For example, explain whether a solution containing chloride ions and hydrochloric acid can be classified as a buffer.
As stated above, a buffer generally consists of a weak Brønsted-Lowry acid and its conjugate base or a weak Brønsted-Lowry base and its conjugate acid. By definition, the chemical formulas of conjugate particles must differ by exactly and only one proton, H+1, and should otherwise be identical to one another. Because a chloride ion, Cl–1, and hydrochloric acid, HCl, both contain one chlorine, Cl, and have chemical formulas that differ by exactly one proton, H+1, these chemicals are conjugates.
Recall that, since a Brønsted-Lowry acid donates, or loses, a proton, H+1, during an acid/base reaction, the conjugate base that is produced from this transfer must contain one less proton than the acid from which it was generated. Furthermore, because a Brønsted-Lowry base accepts, or gains, a proton, H+1, during an acid/base reaction, the conjugate acid that is formed as a result of this transfer must contains one more proton than the base that was initially present. Therefore, the chemical that contains more hydrogens, H, will correspond to the acid in a conjugate acid/base pair, and the substance that has fewer hydrogens, H, must be classified as the base. Therefore, because no hydrogens, H, are present in a chloride ion, Cl–1, and hydrochloric acid, HCl, contains one hydrogen, H, hydrochloric acid, HCl, is the acid in the given solution, and the chloride ion, Cl–1, is its conjugate base. This assignment can be confirmed by recognizing that hydrochloric acid, HCl, can be classified as a hydrohalogenated, or "HX," acid, because it contains one hydrogen, H, and one chloride ion, Cl–1, which is a halide anion.
Finally, the chemicals that are present in a buffer solution must be weakly acidic or basic. Based on the information that is presented in Section 8.23, hydrochloric acid, HCl, is classified as a strong acid.

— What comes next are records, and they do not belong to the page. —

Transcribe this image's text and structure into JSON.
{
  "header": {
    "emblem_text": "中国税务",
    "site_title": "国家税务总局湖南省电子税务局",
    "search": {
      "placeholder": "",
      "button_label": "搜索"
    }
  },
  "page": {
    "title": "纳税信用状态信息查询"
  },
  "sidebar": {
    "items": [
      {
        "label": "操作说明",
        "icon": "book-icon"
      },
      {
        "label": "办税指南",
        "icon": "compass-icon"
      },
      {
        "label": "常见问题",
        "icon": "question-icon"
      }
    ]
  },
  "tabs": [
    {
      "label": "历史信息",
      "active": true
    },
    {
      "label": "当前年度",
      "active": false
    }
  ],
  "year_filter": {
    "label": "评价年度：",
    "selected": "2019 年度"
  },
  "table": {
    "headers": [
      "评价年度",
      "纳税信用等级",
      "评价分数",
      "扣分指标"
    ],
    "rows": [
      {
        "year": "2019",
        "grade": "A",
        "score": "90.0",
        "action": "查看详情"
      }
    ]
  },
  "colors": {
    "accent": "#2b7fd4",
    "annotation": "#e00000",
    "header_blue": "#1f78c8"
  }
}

Therefore, a solution containing chloride ions and hydrochloric acid cannot be classified as a buffer.